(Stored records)
* * *

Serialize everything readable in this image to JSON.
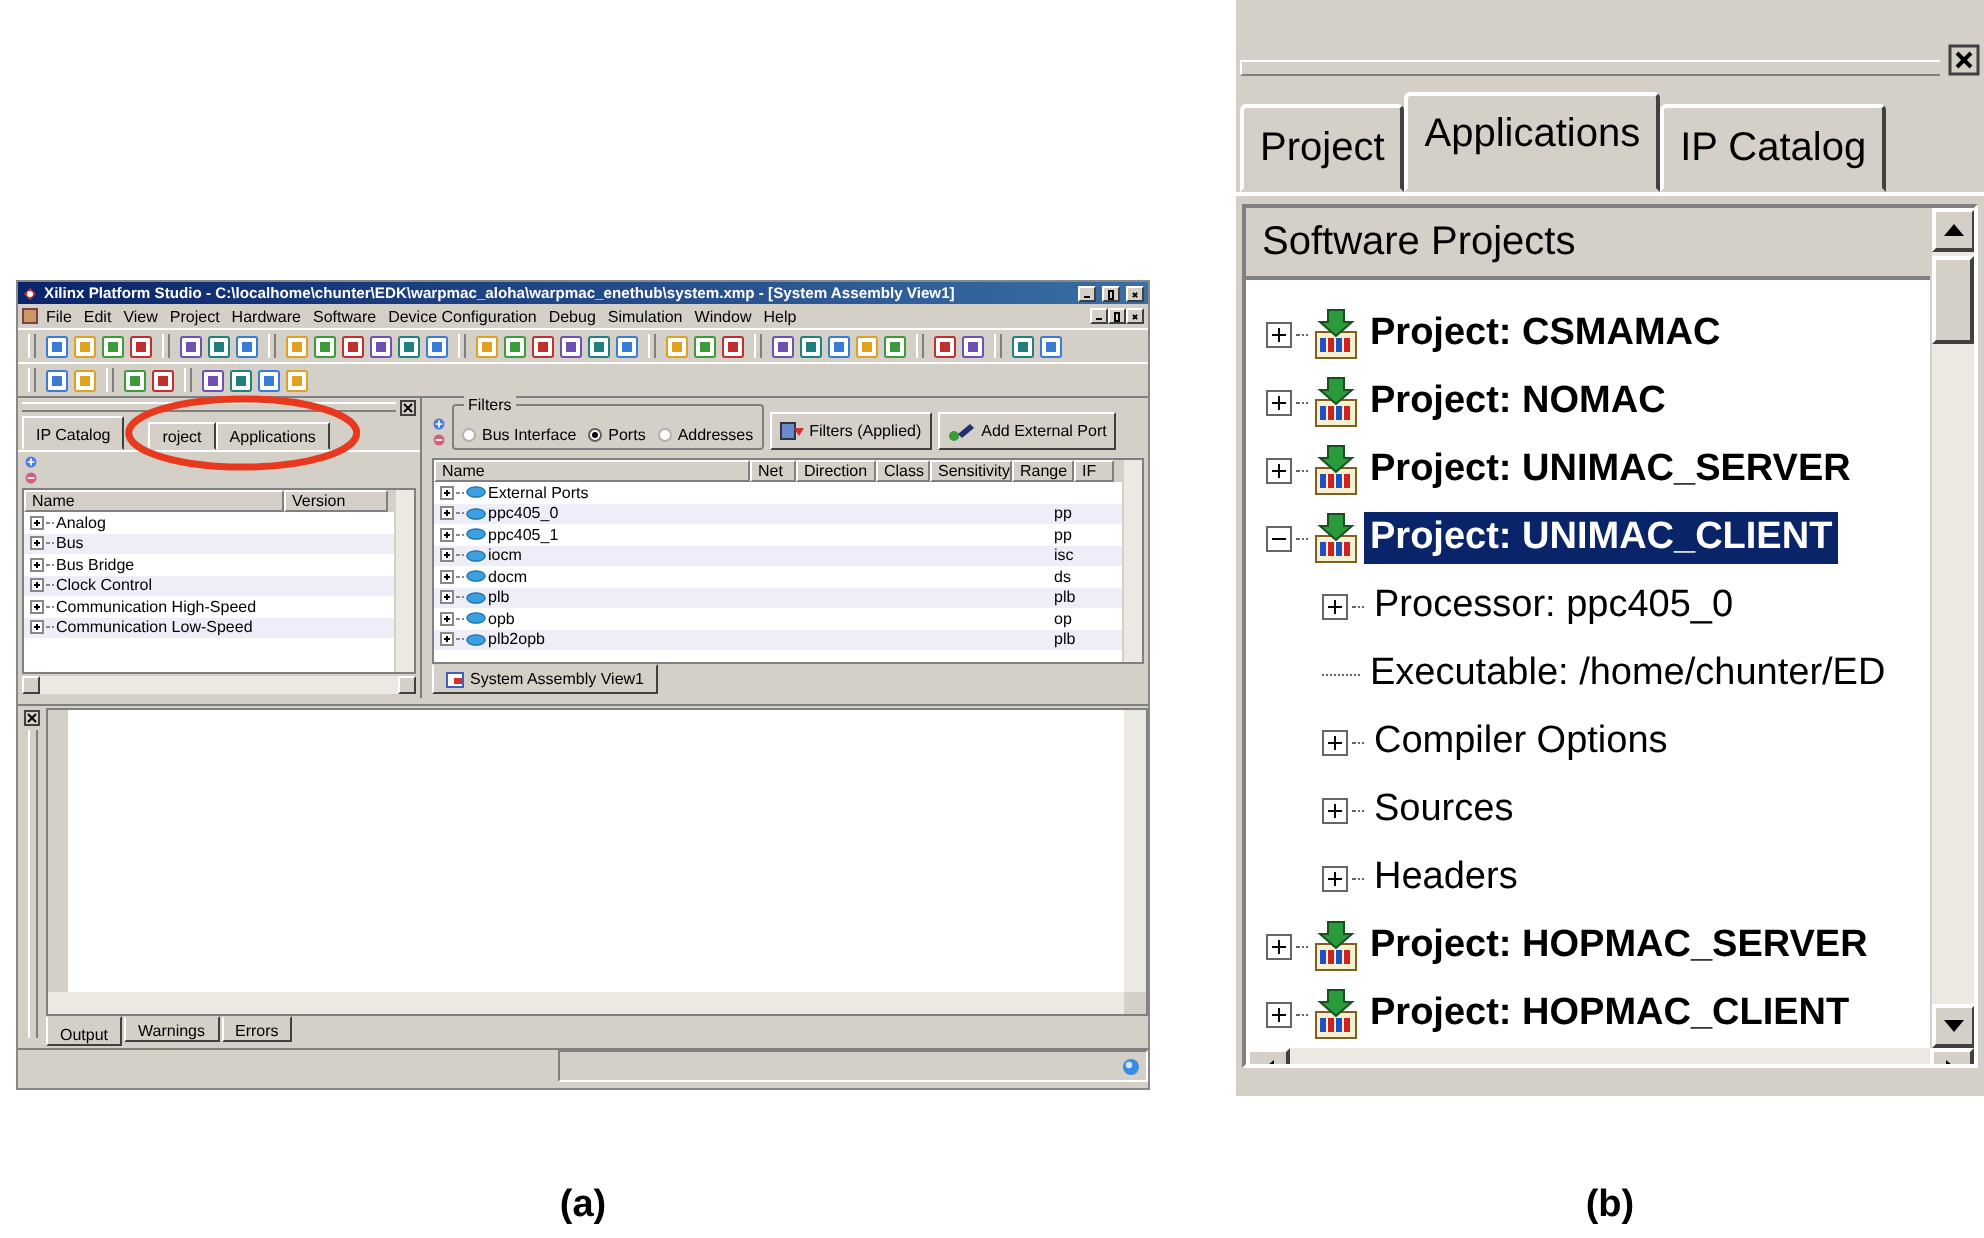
{
  "panel_a": {
    "window": {
      "title": "Xilinx Platform Studio - C:\\localhome\\chunter\\EDK\\warpmac_aloha\\warpmac_enethub\\system.xmp - [System Assembly View1]"
    },
    "menu": [
      "File",
      "Edit",
      "View",
      "Project",
      "Hardware",
      "Software",
      "Device Configuration",
      "Debug",
      "Simulation",
      "Window",
      "Help"
    ],
    "left_tabs": [
      {
        "label": "IP Catalog",
        "selected": true
      },
      {
        "label": "roject",
        "selected": false
      },
      {
        "label": "Applications",
        "selected": false
      }
    ],
    "ip_catalog": {
      "columns": [
        "Name",
        "Version"
      ],
      "rows": [
        {
          "label": "Analog",
          "expanded": false
        },
        {
          "label": "Bus",
          "expanded": false
        },
        {
          "label": "Bus Bridge",
          "expanded": false
        },
        {
          "label": "Clock Control",
          "expanded": false
        },
        {
          "label": "Communication High-Speed",
          "expanded": false
        },
        {
          "label": "Communication Low-Speed",
          "expanded": false
        }
      ]
    },
    "filters": {
      "title": "Filters",
      "options": [
        {
          "label": "Bus Interface",
          "selected": false
        },
        {
          "label": "Ports",
          "selected": true
        },
        {
          "label": "Addresses",
          "selected": false
        }
      ]
    },
    "buttons": [
      "Filters (Applied)",
      "Add External Port"
    ],
    "ports_table": {
      "columns": [
        "Name",
        "Net",
        "Direction",
        "Class",
        "Sensitivity",
        "Range",
        "IF"
      ],
      "rows": [
        {
          "name": "External Ports",
          "expanded": false
        },
        {
          "name": "ppc405_0",
          "expanded": false,
          "column_7": "pp"
        },
        {
          "name": "ppc405_1",
          "expanded": false,
          "column_7": "pp"
        },
        {
          "name": "iocm",
          "expanded": false,
          "column_7": "isc"
        },
        {
          "name": "docm",
          "expanded": false,
          "column_7": "ds"
        },
        {
          "name": "plb",
          "expanded": false,
          "column_7": "plb"
        },
        {
          "name": "opb",
          "expanded": false,
          "column_7": "op"
        },
        {
          "name": "plb2opb",
          "expanded": false,
          "column_7": "plb"
        }
      ]
    },
    "view_tab": "System Assembly View1",
    "output_tabs": [
      {
        "label": "Output",
        "selected": true
      },
      {
        "label": "Warnings",
        "selected": false
      },
      {
        "label": "Errors",
        "selected": false
      }
    ],
    "caption": "(a)"
  },
  "panel_b": {
    "tabs": [
      {
        "label": "Project",
        "selected": false
      },
      {
        "label": "Applications",
        "selected": true
      },
      {
        "label": "IP Catalog",
        "selected": false
      }
    ],
    "header": "Software Projects",
    "tree": [
      {
        "label": "Project: CSMAMAC",
        "expanded": false,
        "selected": false
      },
      {
        "label": "Project: NOMAC",
        "expanded": false,
        "selected": false
      },
      {
        "label": "Project: UNIMAC_SERVER",
        "expanded": false,
        "selected": false
      },
      {
        "label": "Project: UNIMAC_CLIENT",
        "expanded": true,
        "selected": true,
        "children": [
          {
            "label": "Processor: ppc405_0",
            "expanded": false
          },
          {
            "label": "Executable: /home/chunter/ED"
          },
          {
            "label": "Compiler Options",
            "expanded": false
          },
          {
            "label": "Sources",
            "expanded": false
          },
          {
            "label": "Headers",
            "expanded": false
          }
        ]
      },
      {
        "label": "Project: HOPMAC_SERVER",
        "expanded": false,
        "selected": false
      },
      {
        "label": "Project: HOPMAC_CLIENT",
        "expanded": false,
        "selected": false
      }
    ],
    "caption": "(b)"
  }
}
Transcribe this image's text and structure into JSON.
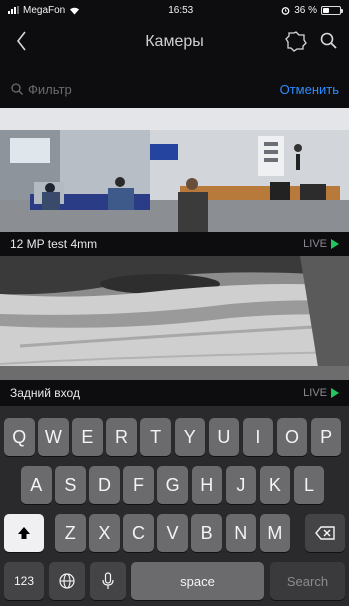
{
  "status": {
    "carrier": "MegaFon",
    "time": "16:53",
    "battery_text": "36 %",
    "battery_level": 0.36
  },
  "nav": {
    "title": "Камеры",
    "back_icon": "chevron-left-icon",
    "cams_icon": "camera-group-icon",
    "search_icon": "search-icon"
  },
  "filter": {
    "placeholder": "Фильтр",
    "cancel": "Отменить"
  },
  "cameras": [
    {
      "name": "12 MP test 4mm",
      "status": "LIVE"
    },
    {
      "name": "Задний вход",
      "status": "LIVE"
    }
  ],
  "keyboard": {
    "row1": [
      "Q",
      "W",
      "E",
      "R",
      "T",
      "Y",
      "U",
      "I",
      "O",
      "P"
    ],
    "row2": [
      "A",
      "S",
      "D",
      "F",
      "G",
      "H",
      "J",
      "K",
      "L"
    ],
    "row3": [
      "Z",
      "X",
      "C",
      "V",
      "B",
      "N",
      "M"
    ],
    "num": "123",
    "space": "space",
    "action": "Search",
    "globe_icon": "globe-icon",
    "mic_icon": "microphone-icon",
    "shift_icon": "shift-icon",
    "backspace_icon": "backspace-icon"
  },
  "colors": {
    "accent": "#2d8cff",
    "live": "#22c55e",
    "background": "#0d0d0f"
  }
}
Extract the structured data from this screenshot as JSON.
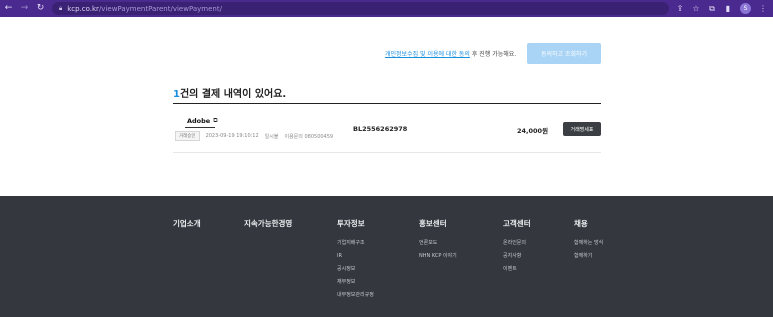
{
  "browser": {
    "url_host": "kcp.co.kr",
    "url_path": "/viewPaymentParent/viewPayment/",
    "profile_initial": "S"
  },
  "consent": {
    "link_privacy": "개인정보수집 및 이용",
    "link_and": "에 대한 동의",
    "suffix": " 후 진행 가능해요.",
    "button_label": "동의하고 조회하기"
  },
  "result": {
    "count": "1",
    "heading_rest": "건의 결제 내역이 있어요."
  },
  "transaction": {
    "merchant": "Adobe",
    "status_tag": "거래승인",
    "datetime": "2023-09-19 19:10:12",
    "method": "일시불",
    "inquiry_no": "이용문의 080500459",
    "order_no": "BL2556262978",
    "amount": "24,000원",
    "receipt_button": "거래명세표"
  },
  "footer": {
    "columns": [
      {
        "title": "기업소개",
        "items": []
      },
      {
        "title": "지속가능한경영",
        "items": []
      },
      {
        "title": "투자정보",
        "items": [
          "기업지배구조",
          "IR",
          "공시정보",
          "재무정보",
          "내부정보관리규정"
        ]
      },
      {
        "title": "홍보센터",
        "items": [
          "언론보도",
          "NHN KCP 이야기"
        ]
      },
      {
        "title": "고객센터",
        "items": [
          "온라인문의",
          "공지사항",
          "이벤트"
        ]
      },
      {
        "title": "채용",
        "items": [
          "함께하는 방식",
          "함께하기"
        ]
      }
    ]
  },
  "colors": {
    "browser_bar": "#4a2a8f",
    "accent_blue": "#1a8fe0",
    "consent_button": "#a9d4f5",
    "receipt_button": "#3b3f44",
    "footer_bg": "#34373d"
  }
}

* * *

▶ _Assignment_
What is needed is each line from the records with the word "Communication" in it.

▶ _Solution for this problem_
          "label": "Communication High-Speed",
          "label": "Communication Low-Speed",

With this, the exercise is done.